Goal of the exercise: Scan the entries for the word "expander". Every line that has it should be copied.

[App and web page records]
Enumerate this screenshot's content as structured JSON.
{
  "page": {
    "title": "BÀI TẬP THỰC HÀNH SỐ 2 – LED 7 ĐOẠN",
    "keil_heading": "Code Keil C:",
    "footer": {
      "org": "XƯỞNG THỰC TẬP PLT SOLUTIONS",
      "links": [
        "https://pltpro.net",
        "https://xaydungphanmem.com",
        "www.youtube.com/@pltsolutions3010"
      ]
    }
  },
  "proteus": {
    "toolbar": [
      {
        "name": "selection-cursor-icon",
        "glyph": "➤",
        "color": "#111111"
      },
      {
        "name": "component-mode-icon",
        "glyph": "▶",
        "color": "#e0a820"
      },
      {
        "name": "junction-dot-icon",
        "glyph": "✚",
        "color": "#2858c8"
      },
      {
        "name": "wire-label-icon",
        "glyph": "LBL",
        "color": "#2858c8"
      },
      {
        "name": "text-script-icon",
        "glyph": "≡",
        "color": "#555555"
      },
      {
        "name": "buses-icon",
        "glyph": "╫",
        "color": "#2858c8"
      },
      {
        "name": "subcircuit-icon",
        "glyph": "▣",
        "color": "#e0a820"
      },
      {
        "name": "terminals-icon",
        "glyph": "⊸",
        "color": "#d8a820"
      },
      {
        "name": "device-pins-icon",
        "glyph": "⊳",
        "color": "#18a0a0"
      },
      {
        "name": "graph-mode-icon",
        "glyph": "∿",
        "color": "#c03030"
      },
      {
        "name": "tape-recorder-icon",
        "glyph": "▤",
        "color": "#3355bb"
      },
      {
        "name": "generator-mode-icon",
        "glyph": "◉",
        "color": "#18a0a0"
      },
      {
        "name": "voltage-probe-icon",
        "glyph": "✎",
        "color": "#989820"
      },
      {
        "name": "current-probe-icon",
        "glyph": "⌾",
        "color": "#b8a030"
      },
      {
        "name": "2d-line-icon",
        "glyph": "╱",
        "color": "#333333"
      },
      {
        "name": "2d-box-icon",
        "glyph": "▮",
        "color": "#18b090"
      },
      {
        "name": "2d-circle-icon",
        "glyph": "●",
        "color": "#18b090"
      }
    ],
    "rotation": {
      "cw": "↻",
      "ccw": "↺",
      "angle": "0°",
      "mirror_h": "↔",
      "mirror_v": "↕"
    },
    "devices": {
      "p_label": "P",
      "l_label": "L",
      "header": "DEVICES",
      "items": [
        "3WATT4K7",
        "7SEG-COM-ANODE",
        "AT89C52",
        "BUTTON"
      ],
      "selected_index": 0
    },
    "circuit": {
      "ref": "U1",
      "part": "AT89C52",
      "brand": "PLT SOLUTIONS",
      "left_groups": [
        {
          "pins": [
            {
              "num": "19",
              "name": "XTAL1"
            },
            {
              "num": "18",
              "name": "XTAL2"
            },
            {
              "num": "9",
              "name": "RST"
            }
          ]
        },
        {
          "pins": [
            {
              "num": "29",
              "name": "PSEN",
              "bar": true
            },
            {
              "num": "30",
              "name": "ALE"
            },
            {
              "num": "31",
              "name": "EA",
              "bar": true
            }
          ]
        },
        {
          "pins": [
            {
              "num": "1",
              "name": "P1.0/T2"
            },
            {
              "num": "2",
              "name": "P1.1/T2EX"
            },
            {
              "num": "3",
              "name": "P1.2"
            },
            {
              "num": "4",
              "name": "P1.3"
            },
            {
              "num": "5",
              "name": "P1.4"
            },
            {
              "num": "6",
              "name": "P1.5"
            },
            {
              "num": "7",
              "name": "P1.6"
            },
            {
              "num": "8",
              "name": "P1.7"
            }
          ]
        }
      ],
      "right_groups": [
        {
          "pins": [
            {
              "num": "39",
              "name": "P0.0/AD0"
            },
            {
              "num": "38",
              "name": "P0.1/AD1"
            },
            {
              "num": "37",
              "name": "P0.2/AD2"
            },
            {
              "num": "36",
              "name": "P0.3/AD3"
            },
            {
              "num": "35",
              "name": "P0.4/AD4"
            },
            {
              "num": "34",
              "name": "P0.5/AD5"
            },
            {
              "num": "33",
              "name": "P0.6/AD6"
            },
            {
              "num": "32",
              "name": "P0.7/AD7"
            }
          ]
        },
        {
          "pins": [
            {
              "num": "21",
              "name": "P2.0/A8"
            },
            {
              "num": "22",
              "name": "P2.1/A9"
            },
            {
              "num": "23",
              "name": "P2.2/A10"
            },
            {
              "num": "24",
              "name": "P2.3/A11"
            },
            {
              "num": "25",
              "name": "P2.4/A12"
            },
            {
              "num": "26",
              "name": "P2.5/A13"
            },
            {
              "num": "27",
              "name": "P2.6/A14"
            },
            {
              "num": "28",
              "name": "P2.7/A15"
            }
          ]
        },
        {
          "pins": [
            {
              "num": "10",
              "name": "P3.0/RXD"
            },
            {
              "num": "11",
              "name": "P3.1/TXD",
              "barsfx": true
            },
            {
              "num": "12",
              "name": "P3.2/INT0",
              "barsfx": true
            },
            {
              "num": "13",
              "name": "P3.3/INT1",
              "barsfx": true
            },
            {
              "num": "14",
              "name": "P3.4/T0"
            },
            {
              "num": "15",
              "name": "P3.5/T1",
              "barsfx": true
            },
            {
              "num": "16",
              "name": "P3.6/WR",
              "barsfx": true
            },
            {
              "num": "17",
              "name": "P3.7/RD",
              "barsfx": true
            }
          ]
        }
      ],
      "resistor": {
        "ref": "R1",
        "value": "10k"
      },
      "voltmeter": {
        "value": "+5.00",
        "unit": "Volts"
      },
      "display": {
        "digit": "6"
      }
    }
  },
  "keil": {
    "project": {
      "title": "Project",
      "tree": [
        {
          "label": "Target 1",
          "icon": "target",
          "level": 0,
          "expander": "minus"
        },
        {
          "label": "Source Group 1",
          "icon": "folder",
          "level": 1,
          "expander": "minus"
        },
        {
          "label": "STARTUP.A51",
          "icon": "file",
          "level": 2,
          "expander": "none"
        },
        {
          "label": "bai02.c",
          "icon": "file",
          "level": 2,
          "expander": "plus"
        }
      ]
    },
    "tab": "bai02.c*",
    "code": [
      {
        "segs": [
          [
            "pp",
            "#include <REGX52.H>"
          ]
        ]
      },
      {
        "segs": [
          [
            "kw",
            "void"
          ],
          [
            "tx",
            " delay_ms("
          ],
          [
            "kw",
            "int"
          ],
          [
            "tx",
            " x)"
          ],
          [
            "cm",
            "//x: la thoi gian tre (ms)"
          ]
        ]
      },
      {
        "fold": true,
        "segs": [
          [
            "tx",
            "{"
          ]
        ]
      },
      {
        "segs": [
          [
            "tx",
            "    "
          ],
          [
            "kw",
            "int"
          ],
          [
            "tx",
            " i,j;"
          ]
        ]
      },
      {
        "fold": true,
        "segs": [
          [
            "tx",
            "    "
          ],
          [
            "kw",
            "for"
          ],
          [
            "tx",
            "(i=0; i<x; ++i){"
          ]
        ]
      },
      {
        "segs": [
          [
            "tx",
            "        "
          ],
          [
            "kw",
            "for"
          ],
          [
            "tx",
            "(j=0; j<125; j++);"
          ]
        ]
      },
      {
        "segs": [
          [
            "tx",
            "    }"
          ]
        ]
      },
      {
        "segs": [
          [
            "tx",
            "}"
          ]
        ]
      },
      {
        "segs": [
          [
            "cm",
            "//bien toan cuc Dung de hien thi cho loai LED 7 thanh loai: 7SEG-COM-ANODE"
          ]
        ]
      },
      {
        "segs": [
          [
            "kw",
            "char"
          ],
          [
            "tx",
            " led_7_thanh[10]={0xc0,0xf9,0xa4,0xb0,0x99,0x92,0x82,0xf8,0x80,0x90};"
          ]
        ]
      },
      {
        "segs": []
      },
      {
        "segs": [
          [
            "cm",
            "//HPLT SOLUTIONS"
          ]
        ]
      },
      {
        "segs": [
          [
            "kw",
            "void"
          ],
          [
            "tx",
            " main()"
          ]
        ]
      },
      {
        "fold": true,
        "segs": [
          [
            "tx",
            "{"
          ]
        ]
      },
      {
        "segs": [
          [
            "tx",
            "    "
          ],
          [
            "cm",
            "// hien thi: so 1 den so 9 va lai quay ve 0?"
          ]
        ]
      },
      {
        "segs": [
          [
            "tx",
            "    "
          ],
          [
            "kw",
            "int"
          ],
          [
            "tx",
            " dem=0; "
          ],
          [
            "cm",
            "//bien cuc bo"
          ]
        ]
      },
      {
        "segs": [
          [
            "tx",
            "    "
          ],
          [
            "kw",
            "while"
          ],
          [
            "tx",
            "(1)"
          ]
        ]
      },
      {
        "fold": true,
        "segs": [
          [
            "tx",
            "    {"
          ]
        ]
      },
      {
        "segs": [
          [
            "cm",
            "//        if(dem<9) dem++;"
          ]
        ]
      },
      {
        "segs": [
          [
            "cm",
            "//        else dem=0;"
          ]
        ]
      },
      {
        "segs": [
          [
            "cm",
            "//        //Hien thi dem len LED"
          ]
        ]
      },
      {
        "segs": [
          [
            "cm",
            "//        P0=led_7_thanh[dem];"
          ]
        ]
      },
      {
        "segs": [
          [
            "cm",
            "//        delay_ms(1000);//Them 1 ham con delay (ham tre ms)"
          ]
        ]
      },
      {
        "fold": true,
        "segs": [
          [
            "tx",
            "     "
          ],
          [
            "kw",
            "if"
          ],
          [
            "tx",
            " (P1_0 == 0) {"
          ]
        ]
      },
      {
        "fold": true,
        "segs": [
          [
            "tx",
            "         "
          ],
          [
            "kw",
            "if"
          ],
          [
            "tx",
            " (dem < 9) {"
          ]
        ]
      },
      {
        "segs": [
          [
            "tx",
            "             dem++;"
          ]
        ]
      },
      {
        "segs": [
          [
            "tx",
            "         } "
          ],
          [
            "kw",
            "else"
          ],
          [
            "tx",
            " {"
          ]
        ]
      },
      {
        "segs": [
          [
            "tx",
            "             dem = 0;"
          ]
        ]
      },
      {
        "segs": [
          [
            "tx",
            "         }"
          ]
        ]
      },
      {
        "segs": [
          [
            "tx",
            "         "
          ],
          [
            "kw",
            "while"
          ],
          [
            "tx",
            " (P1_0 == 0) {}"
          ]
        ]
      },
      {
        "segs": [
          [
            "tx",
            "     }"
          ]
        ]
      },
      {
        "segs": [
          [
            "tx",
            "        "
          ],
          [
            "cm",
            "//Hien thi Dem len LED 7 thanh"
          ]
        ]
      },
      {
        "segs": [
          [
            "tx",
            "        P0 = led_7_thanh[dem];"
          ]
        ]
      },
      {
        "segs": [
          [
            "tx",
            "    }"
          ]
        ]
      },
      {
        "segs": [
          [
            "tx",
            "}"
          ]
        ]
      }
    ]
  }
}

Solution:
          "expander": "minus"
          "expander": "minus"
          "expander": "none"
          "expander": "plus"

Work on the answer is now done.